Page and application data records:
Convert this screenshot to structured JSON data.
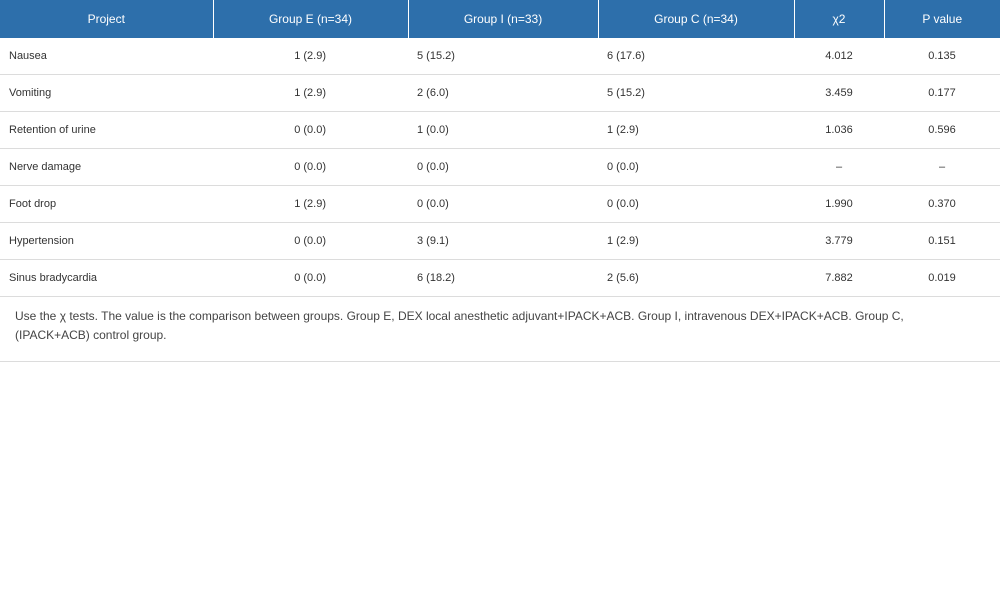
{
  "table": {
    "headers": [
      "Project",
      "Group E (n=34)",
      "Group I (n=33)",
      "Group C (n=34)",
      "χ2",
      "P value"
    ],
    "rows": [
      [
        "Nausea",
        "1 (2.9)",
        "5 (15.2)",
        "6 (17.6)",
        "4.012",
        "0.135"
      ],
      [
        "Vomiting",
        "1 (2.9)",
        "2 (6.0)",
        "5 (15.2)",
        "3.459",
        "0.177"
      ],
      [
        "Retention of urine",
        "0 (0.0)",
        "1 (0.0)",
        "1 (2.9)",
        "1.036",
        "0.596"
      ],
      [
        "Nerve damage",
        "0 (0.0)",
        "0 (0.0)",
        "0 (0.0)",
        "–",
        "–"
      ],
      [
        "Foot drop",
        "1 (2.9)",
        "0 (0.0)",
        "0 (0.0)",
        "1.990",
        "0.370"
      ],
      [
        "Hypertension",
        "0 (0.0)",
        "3 (9.1)",
        "1 (2.9)",
        "3.779",
        "0.151"
      ],
      [
        "Sinus bradycardia",
        "0 (0.0)",
        "6 (18.2)",
        "2 (5.6)",
        "7.882",
        "0.019"
      ]
    ],
    "footnote": "Use the χ tests. The value is the comparison between groups. Group E, DEX local anesthetic adjuvant+IPACK+ACB. Group I, intravenous DEX+IPACK+ACB. Group C, (IPACK+ACB) control group."
  },
  "colors": {
    "header_bg": "#2d6fab",
    "header_text": "#ffffff",
    "row_border": "#dcdcdc"
  }
}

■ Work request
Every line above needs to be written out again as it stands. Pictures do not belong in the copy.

■ Output for this exercise
Convert this screenshot to structured JSON data.
{
  "table": {
    "headers": [
      "Project",
      "Group E (n=34)",
      "Group I (n=33)",
      "Group C (n=34)",
      "χ2",
      "P value"
    ],
    "rows": [
      [
        "Nausea",
        "1 (2.9)",
        "5 (15.2)",
        "6 (17.6)",
        "4.012",
        "0.135"
      ],
      [
        "Vomiting",
        "1 (2.9)",
        "2 (6.0)",
        "5 (15.2)",
        "3.459",
        "0.177"
      ],
      [
        "Retention of urine",
        "0 (0.0)",
        "1 (0.0)",
        "1 (2.9)",
        "1.036",
        "0.596"
      ],
      [
        "Nerve damage",
        "0 (0.0)",
        "0 (0.0)",
        "0 (0.0)",
        "–",
        "–"
      ],
      [
        "Foot drop",
        "1 (2.9)",
        "0 (0.0)",
        "0 (0.0)",
        "1.990",
        "0.370"
      ],
      [
        "Hypertension",
        "0 (0.0)",
        "3 (9.1)",
        "1 (2.9)",
        "3.779",
        "0.151"
      ],
      [
        "Sinus bradycardia",
        "0 (0.0)",
        "6 (18.2)",
        "2 (5.6)",
        "7.882",
        "0.019"
      ]
    ],
    "footnote": "Use the χ tests. The value is the comparison between groups. Group E, DEX local anesthetic adjuvant+IPACK+ACB. Group I, intravenous DEX+IPACK+ACB. Group C, (IPACK+ACB) control group."
  },
  "colors": {
    "header_bg": "#2d6fab",
    "header_text": "#ffffff",
    "row_border": "#dcdcdc"
  }
}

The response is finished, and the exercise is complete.